For a data architecture to be an effective guide to how to manage data, it must be aware of the way humans use data. Even if we automate data aggregation, we always have to do so with respect for the use and for the fallibility of data and to guard against our own lack of understanding. The effect of relying on data in decision making is not without consequences. Virginia Eubanks has studied the use of data in social domains and has written a clear warning of how we fail people by deploying data solutions and algorithms. Though the examples she gives are related to injustices introduced into social support systems through relying on data and algorithms, the underlying mechanism in our business decisions is the same. We trust data-based decisions more than human knowledge-based decisions, even when we know that the data is flawed. I have yet to encounter a data architecture that accounts for the consequences of the use of data or has stern requirements regarding the consequences of data use. If mentioned at all, consequences are often viewed as a risk to be mitigated and not regarded as a fundamental property of a data architecture.
Creating an all-encompassing data architecture is not easy. A single architect is unable to understand all possible aspects and consequences. If you accept this and you are aware that data is the result of human activity — reflecting all the quirks we humans have in our behaviors — the answer is to create a framework where the value of using information is continuously evaluated against requirements derived from intended use. This evaluation leads to a continuous adjustment of both the way you organize the use of data as well as the solutions that support that use. The technology roadmap is the result, with new technological capabilities an input to evaluate whether you should add better or new solutions to the landscape.
I call this framework the connected architecture (see Figure 1). The word “connected” emphasizes the necessary connection between different people, with different skills, who need to collaborate in acquiring, sorting, storing, modeling, processing, analyzing, interpreting, drawing conclusions, and taking action on the conclusions. You need to organize these connections; it won’t happen by itself. It is a continuous fight against data entropy, the scattering of copies of unmaintained data that result from local, one-time analysis and use.
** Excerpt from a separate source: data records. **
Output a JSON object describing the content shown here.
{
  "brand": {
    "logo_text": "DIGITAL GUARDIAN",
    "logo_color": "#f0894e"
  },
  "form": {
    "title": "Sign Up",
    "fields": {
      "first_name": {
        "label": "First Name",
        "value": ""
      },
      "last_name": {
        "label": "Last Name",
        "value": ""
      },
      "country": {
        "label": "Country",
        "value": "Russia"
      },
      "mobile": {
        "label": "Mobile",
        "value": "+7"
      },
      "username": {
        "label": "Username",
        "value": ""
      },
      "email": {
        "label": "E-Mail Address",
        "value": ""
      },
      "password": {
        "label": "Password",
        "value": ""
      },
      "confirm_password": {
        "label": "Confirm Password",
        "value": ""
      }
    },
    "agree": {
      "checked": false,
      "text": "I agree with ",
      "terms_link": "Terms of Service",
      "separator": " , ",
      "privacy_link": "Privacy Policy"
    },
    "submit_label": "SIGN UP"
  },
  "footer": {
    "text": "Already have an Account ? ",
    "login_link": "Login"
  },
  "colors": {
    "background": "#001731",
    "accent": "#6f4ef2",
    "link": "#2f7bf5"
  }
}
Data entropy is one of the plagues that visit many organizations in managing their data collections and in deriving value from them.
If architecture is indeed, as ISO standard 42010 defines it, the “fundamental concepts or properties of a system in its environment embodied in its elements, relationships, and in the principles of its design and evolution,” then connected architecture puts the environment in which data is recorded and used at the front of the stage — an environment consisting of people creating and using data.
[For more from the author and others on this topic, see the CBTJ issue, “Data Architecture Is Really About People.”]